Posted 18 March 2012 - 05:46 AM
BobC...I think Intel in its position would just ride high on the success. The doc foundation guys would all get famous and find great jobs. IBM would go on to finish Symphony as a long term off shoot of Intel finishing LO, etc.
Intel has to think of Sony, Toshiba, IBM, and all the other great manufacturers...don't want to lose those. Anyway, LO will be free for everyone, so they will all be able to use it...Intel didn't buy the rights to the LO software...just committed its support.
There's a ton of politics in all that. I imagine it was a tough decision for Intel to get behind LO in the first place. Even more reason for me to believe that they must be desperate to develop it. Intel must need this kind of software themselves. The bottleneck is VB. MS has VB, and I would look for a court battle over it before long unless MS makes a deal with Intel. Something like "we (MS) release the first fully universally compatible office suite, and you guys can use VB." Intel might say, OK, but we want it free for everyone or something. That would bring IBM and Symphony back into development. I don't see any way Intel and MS exit this situation on truly friendly terms. Never like it was before. Intel and IBM will probably become closer since both now have an interest in office suite software...even though IBM has ceased updates on Symphony.
All this would change the game for the developers of Mint. We'd probably see a much more sophisticated version of that. Guess I believe there would be a domino effect.
Claw...not sure anything free from MS would be much of anything.
BobC...we can look for better versions of DOSBox down the road. I am sure of it. Create you own start up file with your own icon for running the program just like any program but create it using a really easy interface. Also, adljust the run settings for the program from a menu after setup for fine tuning, fullscreen, etc. Eventually, it will happen.
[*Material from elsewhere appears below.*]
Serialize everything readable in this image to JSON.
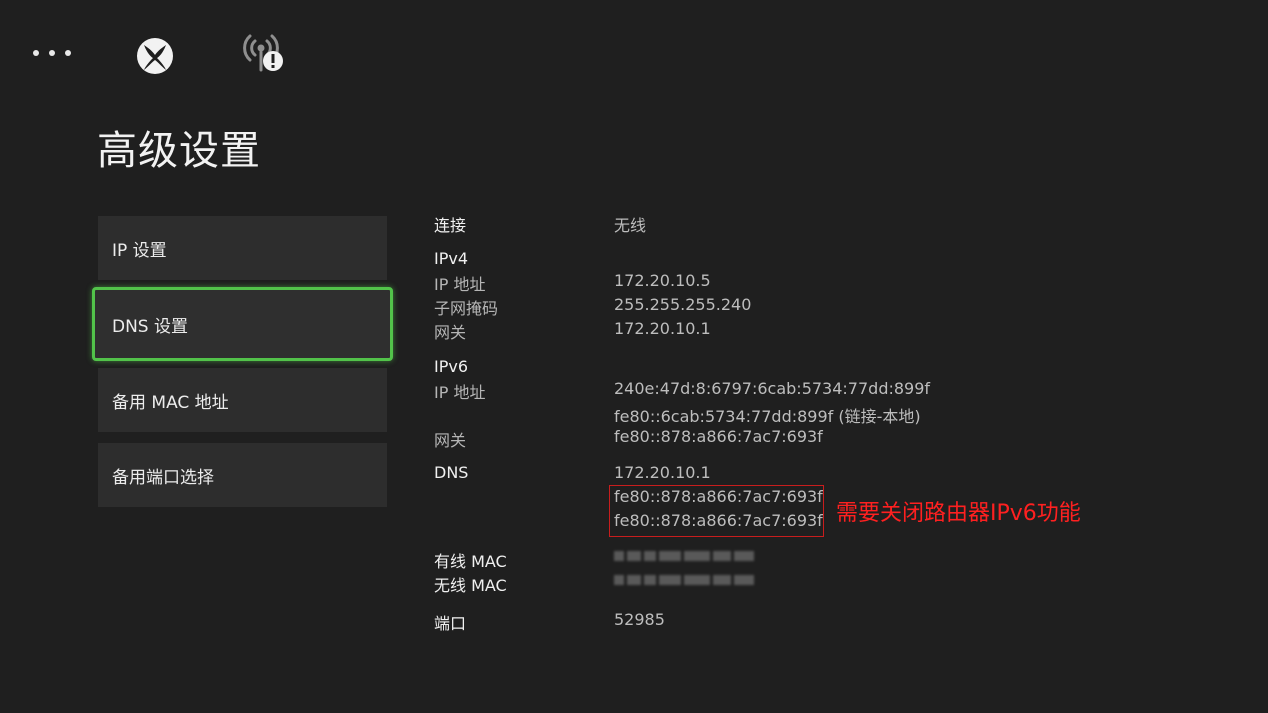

Claw, one thing about stripped down office software. Within 5 years from now there will be a tool that will make it possible to write a macro without knowing VB. It will render everything today obsolete, although the real VBers get alot from MS Office already. There will be a legit formula builder tool, too. Follow the instructions make your choices and when done you have a macro or a formula. We'll be able to create vitual arrays with an interface for graphs also. Like you won't actually have to compile the numbers to use them in a graph. They will exist only virtually.
I think this stuff is what all the tremors is all about. There has to be a 100% compatibility standard for all office suite files, so that sharing files is possible without hassles (They all have the same properties...by type (spreadsheet, database, presentation, etc.) I mean). I have really believed that for a long time. Intel in the software game is a strong indication that we are getting close imo. It's like "this is the last straw MS. We have waited too long for you and Apple to work together on this, so we will force you to get it straight by doing it ourselves and making you meet our comatibility standards."
BobC...tablets are great and a fad at the same time. They'll always be around and we'll have TV on them and be able to rent movies. That will be the main thing about them. But the office desktop will be where the real action is for IT...in the corporate world...the money too. I really believe that anyone that doesn't understand that doesn't understand what the corporate world has invested in desktops. That's great news for us that use them alot...